Now, the debate over certain parts of a national constitution being outside parliament’s authority to amend them has been going on in Pakistan, India and Bangladesh for over 40 years (Indian Supreme Court verdicts of 1967, 1973 and 1975; Pakistan Supreme Court verdicts of 1963, 1997 and 2000). Professor Conrad, the German scholar who has done much to promote this principle, has succinctly put it thus: 'Any amending body organised within the statutory scheme, howsoever verbally unlimited its power, cannot by its very structure change the fundamental pillars supporting its constitutional authority.'

An essential question is: are courts the sole forum for determining the basic or fundamental or salient features of a constitution? In many countries (including Canada, Germany and India) the provisions that cannot be routinely amended by parliament are identified in the constitution itself. This is an issue that calls for a thorough debate.

In any case the issue before the Supreme Court was not an amendment to the constitution that would have attracted the basic features theory. The issue before it was an ordinary presidential ordinance. And for laws and ordinances that conflict with the constitution clear remedies are available.

By invoking Article 227 in the present case the Supreme Court seems to have put Islamic injunctions in command of the whole constitution. Quite a few lawyers argue that this amounts to overruling the court’s judgments in the Hakim Khan (1992) and Kaneez Fatima (1993) cases.

The position as far as a lay writer can understand is this: the power to strike down a law for being repugnant to Islamic injunctions lies with the Federal Shariat Court and no other court. Article 227 only allows the Council of Islamic Ideology to recommend changes in laws on the ground of repugnancy to Islam. The article does not empower any forum to strike down any law. When 17 judges of the highest court invest Article 227 with the power to nullify a law it could amount to constitution-making. It is necessary to dispel the fears that the courts could start striking down any law they consider violative of Islamic injunctions.

Besides, the matter is not one of law alone, it is essentially political. The 'salient features of the constitution' theory has no answer for conflicts between these features — between a parliamentary form of government and Islamic injunctions, for instance. And what will happen to the independence of the judiciary if one accepts the view propounded by many Islamic scholars that in an Islamic order the ameer is the head of all state organs — the executive, the legislature and the judiciary?

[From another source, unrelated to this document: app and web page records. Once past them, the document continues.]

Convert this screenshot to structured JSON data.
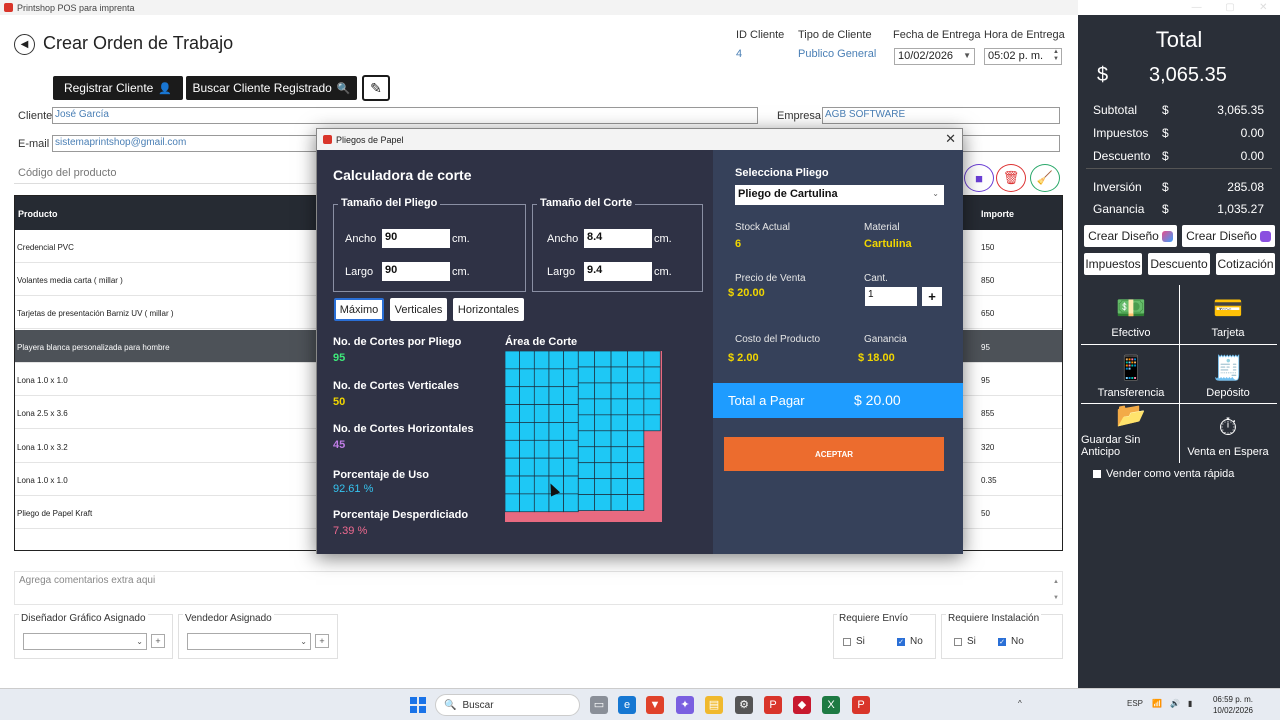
{
  "window": {
    "title": "Printshop POS para imprenta",
    "controls": [
      "—",
      "▢",
      "✕"
    ]
  },
  "header": {
    "title": "Crear Orden de Trabajo",
    "id_cliente_label": "ID Cliente",
    "id_cliente_value": "4",
    "tipo_cliente_label": "Tipo de Cliente",
    "tipo_cliente_value": "Publico General",
    "fecha_label": "Fecha de Entrega",
    "fecha_value": "10/02/2026",
    "hora_label": "Hora  de Entrega",
    "hora_value": "05:02 p. m."
  },
  "toolbar": {
    "registrar_label": "Registrar Cliente",
    "buscar_label": "Buscar Cliente Registrado"
  },
  "form": {
    "cliente_label": "Cliente",
    "cliente_value": "José García",
    "empresa_label": "Empresa",
    "empresa_value": "AGB SOFTWARE",
    "email_label": "E-mail",
    "email_value": "sistemaprintshop@gmail.com",
    "codigo_placeholder": "Código del producto"
  },
  "table": {
    "col_producto": "Producto",
    "col_importe": "Importe",
    "rows": [
      {
        "producto": "Credencial PVC",
        "importe": "150"
      },
      {
        "producto": "Volantes media carta ( millar )",
        "importe": "850"
      },
      {
        "producto": "Tarjetas de presentación Barniz UV ( millar )",
        "importe": "650"
      },
      {
        "producto": "Playera blanca personalizada para hombre",
        "importe": "95"
      },
      {
        "producto": "Lona  1.0 x 1.0",
        "importe": "95"
      },
      {
        "producto": "Lona  2.5 x 3.6",
        "importe": "855"
      },
      {
        "producto": "Lona 1.0 x 3.2",
        "importe": "320"
      },
      {
        "producto": "Lona 1.0 x 1.0",
        "importe": "0.35"
      },
      {
        "producto": "Pliego de Papel Kraft",
        "importe": "50"
      }
    ]
  },
  "comments_placeholder": "Agrega comentarios extra aqui",
  "bottom": {
    "disenador_label": "Diseñador Gráfico Asignado",
    "vendedor_label": "Vendedor Asignado",
    "envio_label": "Requiere Envío",
    "instalacion_label": "Requiere Instalación",
    "si": "Si",
    "no": "No"
  },
  "summary": {
    "title": "Total",
    "currency": "$",
    "total": "3,065.35",
    "subtotal_label": "Subtotal",
    "subtotal": "3,065.35",
    "impuestos_label": "Impuestos",
    "impuestos": "0.00",
    "descuento_label": "Descuento",
    "descuento": "0.00",
    "inversion_label": "Inversión",
    "inversion": "285.08",
    "ganancia_label": "Ganancia",
    "ganancia": "1,035.27",
    "btn_crear_diseno_1": "Crear Diseño",
    "btn_crear_diseno_2": "Crear Diseño",
    "btn_impuestos": "Impuestos",
    "btn_descuento": "Descuento",
    "btn_cotizacion": "Cotización",
    "pay_efectivo": "Efectivo",
    "pay_tarjeta": "Tarjeta",
    "pay_transferencia": "Transferencia",
    "pay_deposito": "Depósito",
    "pay_guardar": "Guardar Sin Anticipo",
    "pay_espera": "Venta en Espera",
    "venta_rapida": "Vender como venta rápida"
  },
  "modal": {
    "title": "Pliegos de Papel",
    "calc_title": "Calculadora de corte",
    "pliego_legend": "Tamaño del Pliego",
    "corte_legend": "Tamaño del Corte",
    "ancho_label": "Ancho",
    "largo_label": "Largo",
    "unit": "cm.",
    "pliego_ancho": "90",
    "pliego_largo": "90",
    "corte_ancho": "8.4",
    "corte_largo": "9.4",
    "tab_maximo": "Máximo",
    "tab_verticales": "Verticales",
    "tab_horizontales": "Horizontales",
    "cortes_pliego_label": "No. de Cortes por Pliego",
    "cortes_pliego": "95",
    "cortes_vert_label": "No. de Cortes Verticales",
    "cortes_vert": "50",
    "cortes_hor_label": "No. de Cortes Horizontales",
    "cortes_hor": "45",
    "uso_label": "Porcentaje de Uso",
    "uso": "92.61 %",
    "desp_label": "Porcentaje Desperdiciado",
    "desp": "7.39 %",
    "area_label": "Área de Corte",
    "selecciona_label": "Selecciona Pliego",
    "pliego_selected": "Pliego de Cartulina",
    "stock_label": "Stock Actual",
    "stock": "6",
    "material_label": "Material",
    "material": "Cartulina",
    "precio_label": "Precio de Venta",
    "precio": "$ 20.00",
    "cant_label": "Cant.",
    "cant": "1",
    "costo_label": "Costo del Producto",
    "costo": "$  2.00",
    "ganancia_label": "Ganancia",
    "ganancia": "$  18.00",
    "total_label": "Total a Pagar",
    "total": "$  20.00",
    "aceptar": "ACEPTAR"
  },
  "taskbar": {
    "search_placeholder": "Buscar",
    "lang": "ESP",
    "time": "06:59 p. m.",
    "date": "10/02/2026"
  },
  "colors": {
    "accent_blue": "#1e9cff",
    "accept_orange": "#ec6c2e",
    "value_yellow": "#f1d600",
    "value_green": "#3ee87a",
    "value_purple": "#c07ee6",
    "value_cyan": "#35c4f0",
    "value_pink": "#f06a90",
    "cut_cell": "#1ec8f5"
  }
}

One cannot forget the case started by Mr Kaikaus, a former Supreme Court judge, in a Shariat appellate bench but which was dismissed by the Federal Shariat Court on a technical ground. He appealed to the bench but withdrew his plea because he did not think the judges on it were Muslims! Mr Kaikaus had branded the parliamentary form of government, the system of elections, and the existence of political parties as un-Islamic! Fears of many such cases coming up are not groundless. The people of Pakistan have every right to ask whether Ziaul Haq’s agenda has been revived.

42 Comments

Filed under Selection

Photographic Exhibition of Shaheed Mohtarma Benazir Bhutto

 

40 Comments

Filed under Updates